We've been watching this building for a long time. At Town Hall we were constantly walking the neighborhood; [the building has] been on this back alley forever but there was never a for-sale sign. It went up one day and literally the next day we were in the guy's office.

It's so stunning. It was built in 1911 and was an automotive repair garage for a long time. It has an old trestle ceiling with a 100-year-old patina that we left as is. It's kind of an East Coast fish house but reflecting the sensibilities of San Francisco.We left the original brick walls, the roll up garage door and all of the skylights.

What dishes are you excited about?

I'm most excited about the sea scallops with creamy napa cabbage, golden raisins and almonds; the Anchor and Hope lobster roll; cracked szechuan- pepper prawns with broccoli, garlic and lime; the warm sea urchin in the shell with mashed potatoes and Dungeness crab; the cold smoked maple trout with quail egg and anchovy dressing.

I understand that your new General Manager came from the Danny Meyer group.
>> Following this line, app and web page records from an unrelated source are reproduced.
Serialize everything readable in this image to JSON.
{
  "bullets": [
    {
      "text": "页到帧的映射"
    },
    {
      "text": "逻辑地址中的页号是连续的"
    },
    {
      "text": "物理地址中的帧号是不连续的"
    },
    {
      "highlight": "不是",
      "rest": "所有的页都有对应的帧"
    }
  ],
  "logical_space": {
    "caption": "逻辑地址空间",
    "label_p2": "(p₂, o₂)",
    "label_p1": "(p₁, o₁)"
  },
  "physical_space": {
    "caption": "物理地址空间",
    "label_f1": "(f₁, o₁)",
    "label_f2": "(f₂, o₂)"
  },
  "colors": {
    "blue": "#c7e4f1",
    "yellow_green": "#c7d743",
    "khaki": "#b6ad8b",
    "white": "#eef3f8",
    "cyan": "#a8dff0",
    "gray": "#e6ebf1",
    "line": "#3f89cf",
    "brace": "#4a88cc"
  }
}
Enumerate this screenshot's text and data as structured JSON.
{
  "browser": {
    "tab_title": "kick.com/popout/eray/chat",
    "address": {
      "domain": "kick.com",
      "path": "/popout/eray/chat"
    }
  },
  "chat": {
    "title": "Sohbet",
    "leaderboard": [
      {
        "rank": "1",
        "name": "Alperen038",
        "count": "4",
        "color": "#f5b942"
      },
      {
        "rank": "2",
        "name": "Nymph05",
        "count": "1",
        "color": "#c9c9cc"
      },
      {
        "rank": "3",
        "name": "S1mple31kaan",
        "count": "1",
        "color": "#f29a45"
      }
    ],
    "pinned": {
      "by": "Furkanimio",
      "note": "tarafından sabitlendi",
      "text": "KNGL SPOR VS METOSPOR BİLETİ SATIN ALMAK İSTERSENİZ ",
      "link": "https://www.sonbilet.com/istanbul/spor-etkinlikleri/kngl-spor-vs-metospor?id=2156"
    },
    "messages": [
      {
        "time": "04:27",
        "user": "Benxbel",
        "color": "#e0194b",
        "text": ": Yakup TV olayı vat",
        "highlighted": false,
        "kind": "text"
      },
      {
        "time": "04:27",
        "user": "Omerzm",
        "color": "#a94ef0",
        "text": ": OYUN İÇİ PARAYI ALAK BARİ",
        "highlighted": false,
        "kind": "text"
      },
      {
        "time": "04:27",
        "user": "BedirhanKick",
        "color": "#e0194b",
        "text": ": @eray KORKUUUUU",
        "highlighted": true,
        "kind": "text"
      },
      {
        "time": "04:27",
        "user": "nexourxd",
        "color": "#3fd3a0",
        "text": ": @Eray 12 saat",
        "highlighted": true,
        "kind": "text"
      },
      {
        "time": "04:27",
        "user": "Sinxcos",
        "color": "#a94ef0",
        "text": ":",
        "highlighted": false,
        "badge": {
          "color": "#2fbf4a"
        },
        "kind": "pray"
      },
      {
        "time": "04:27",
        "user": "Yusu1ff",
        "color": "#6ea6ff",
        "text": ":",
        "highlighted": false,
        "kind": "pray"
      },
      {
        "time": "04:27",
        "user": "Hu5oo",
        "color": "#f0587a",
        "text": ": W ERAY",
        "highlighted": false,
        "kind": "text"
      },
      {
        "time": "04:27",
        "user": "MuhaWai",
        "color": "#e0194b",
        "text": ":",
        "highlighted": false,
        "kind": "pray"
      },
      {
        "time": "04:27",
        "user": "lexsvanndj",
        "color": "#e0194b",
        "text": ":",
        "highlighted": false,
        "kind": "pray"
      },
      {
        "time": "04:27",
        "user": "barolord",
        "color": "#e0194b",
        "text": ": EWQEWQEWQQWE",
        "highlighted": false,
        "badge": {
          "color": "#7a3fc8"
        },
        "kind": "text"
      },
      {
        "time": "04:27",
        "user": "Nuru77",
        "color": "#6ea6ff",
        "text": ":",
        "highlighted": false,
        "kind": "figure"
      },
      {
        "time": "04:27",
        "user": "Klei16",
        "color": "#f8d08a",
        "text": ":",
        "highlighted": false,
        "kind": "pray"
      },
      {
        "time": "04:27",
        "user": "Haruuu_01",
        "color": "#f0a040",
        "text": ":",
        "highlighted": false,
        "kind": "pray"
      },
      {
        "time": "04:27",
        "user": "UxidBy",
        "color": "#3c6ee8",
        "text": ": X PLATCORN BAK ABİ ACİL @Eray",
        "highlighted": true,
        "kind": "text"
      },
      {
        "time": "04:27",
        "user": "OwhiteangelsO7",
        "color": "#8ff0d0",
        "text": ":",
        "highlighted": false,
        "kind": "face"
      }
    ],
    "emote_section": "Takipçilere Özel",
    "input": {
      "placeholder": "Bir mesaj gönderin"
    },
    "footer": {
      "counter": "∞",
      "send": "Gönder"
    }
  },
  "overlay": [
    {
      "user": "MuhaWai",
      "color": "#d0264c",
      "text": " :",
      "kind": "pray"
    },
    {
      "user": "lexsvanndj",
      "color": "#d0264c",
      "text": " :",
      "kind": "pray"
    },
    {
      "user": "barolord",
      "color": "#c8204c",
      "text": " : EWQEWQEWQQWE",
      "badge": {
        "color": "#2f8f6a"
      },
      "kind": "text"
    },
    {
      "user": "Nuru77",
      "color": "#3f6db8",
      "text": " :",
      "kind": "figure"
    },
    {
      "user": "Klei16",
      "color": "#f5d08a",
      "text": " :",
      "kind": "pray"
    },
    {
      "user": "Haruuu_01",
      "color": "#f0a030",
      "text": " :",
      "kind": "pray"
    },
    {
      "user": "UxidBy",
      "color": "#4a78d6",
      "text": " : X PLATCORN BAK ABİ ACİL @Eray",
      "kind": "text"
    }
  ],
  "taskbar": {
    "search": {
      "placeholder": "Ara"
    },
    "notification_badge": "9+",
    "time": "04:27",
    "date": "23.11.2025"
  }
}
Tell us about him. How is your philosophy in line with Meyer’s?

His name is Brady Johnstone and he came from Eleven Madison.

I will tell you it is always attractive to me to have people coming from that organization [Meyer’s Union Square Hospitality Group]. Danny is pretty inspirational in what he has been able to achieve in the realm of customer service. He set the bar for bringing 4-star service into the approachable arena. Talking to Brady I knew he brought with him a vision for service that we relate to.

How did you come to hire Sarah Schafer as chef? What about her kitchen experience attracted you to her?

Some one called us to tell us she was leaving Frisson. She also worked in the Danny Meyer group [Schafer was chef at Gramercy Tavern before relocating to SF]. It's rare to find someone as talented as her that has the humility she does—her food is simple but we've never tasted anything better. We feel like she's a little gift from God.

Are you nervous about opening another restaurant in SF in the face of the recent mandates that are hitting restaurants hard, like health insurance for restaurant workers?

Am I nervous about it? There are two questions here—am I nervous about it being successful? No. Am I nervous that we can make money? We have yet to see. I'm not nervous about people loving this; I think it's perfect timing and perfect place for this [concept]; as for whether we're going to make a whole bunch of money, I don't know. But we're going to have a great time finding out.